TASK STATEMENT: Among the records below, find each line bearing the word "caja" and copy it.
*** GIVEN RECORDS Section Begins ***
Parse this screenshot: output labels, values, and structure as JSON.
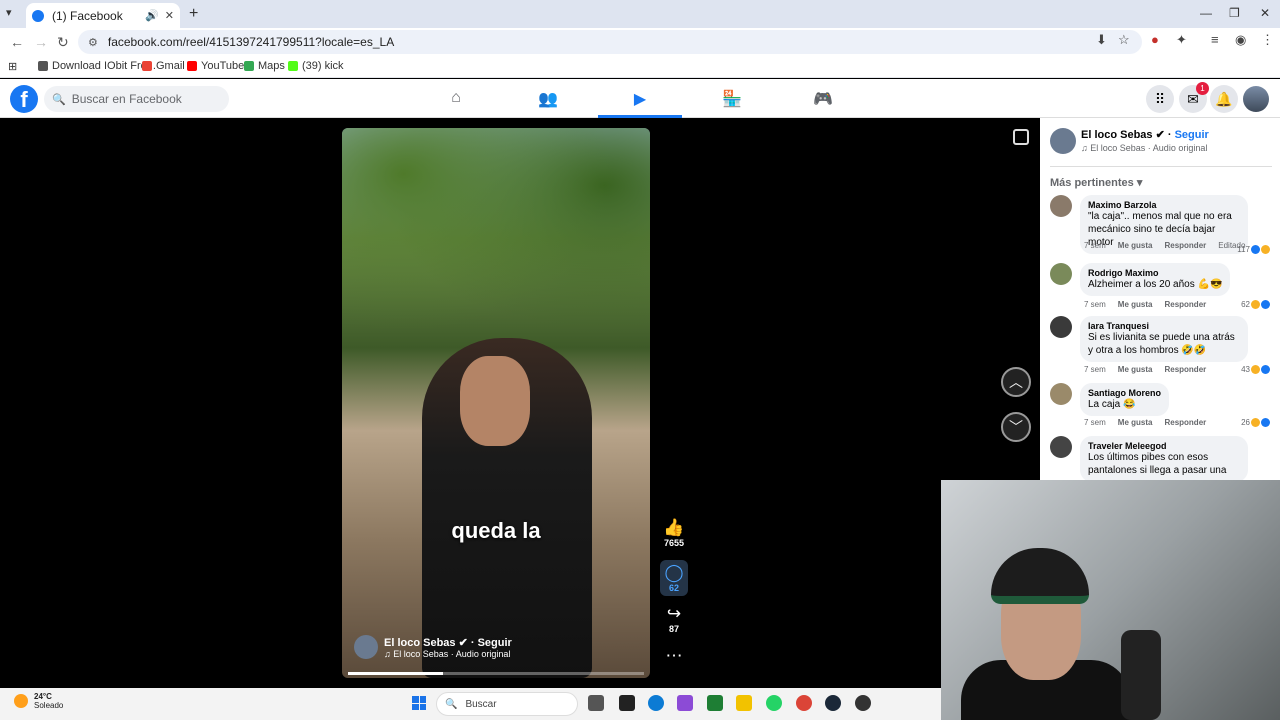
{
  "browser": {
    "tab_title": "(1) Facebook",
    "url": "facebook.com/reel/4151397241799511?locale=es_LA",
    "bookmarks": [
      "Download IObit Fre...",
      "Gmail",
      "YouTube",
      "Maps",
      "(39) kick"
    ]
  },
  "fb": {
    "search_placeholder": "Buscar en Facebook",
    "nav_icons": [
      "home-icon",
      "friends-icon",
      "reels-icon",
      "marketplace-icon",
      "gaming-icon"
    ],
    "messenger_badge": "1"
  },
  "reel": {
    "caption": "queda la",
    "author": "El loco Sebas",
    "follow": "Seguir",
    "audio": "El loco Sebas · Audio original",
    "progress_fraction": 0.32,
    "likes": "7655",
    "comments": "62",
    "shares": "87"
  },
  "panel": {
    "author": "El loco Sebas",
    "follow": "Seguir",
    "audio": "El loco Sebas · Audio original",
    "sort_label": "Más pertinentes",
    "comments": [
      {
        "author": "Maximo Barzola",
        "text": "\"la caja\".. menos mal que no era mecánico sino te decía bajar motor",
        "time": "7 sem",
        "like": "Me gusta",
        "reply": "Responder",
        "edited": "Editado",
        "count": "117"
      },
      {
        "author": "Rodrigo Maximo",
        "text": "Alzheimer a los 20 años 💪😎",
        "time": "7 sem",
        "like": "Me gusta",
        "reply": "Responder",
        "count": "62"
      },
      {
        "author": "Iara Tranquesi",
        "text": "Si es livianita se puede una atrás y otra a los hombros 🤣🤣",
        "time": "7 sem",
        "like": "Me gusta",
        "reply": "Responder",
        "count": "43"
      },
      {
        "author": "Santiago Moreno",
        "text": "La caja 😂",
        "time": "7 sem",
        "like": "Me gusta",
        "reply": "Responder",
        "count": "26"
      },
      {
        "author": "Traveler Meleegod",
        "text": "Los últimos pibes con esos pantalones si llega a pasar una"
      }
    ]
  },
  "taskbar": {
    "temp": "24°C",
    "condition": "Soleado",
    "search": "Buscar"
  },
  "colors": {
    "fb_blue": "#1877f2",
    "tab_strip": "#dee4f0"
  }
}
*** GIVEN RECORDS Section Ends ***
WRITTEN ANSWER:
        "text": "\"la caja\".. menos mal que no era mecánico sino te decía bajar motor",
        "text": "La caja 😂",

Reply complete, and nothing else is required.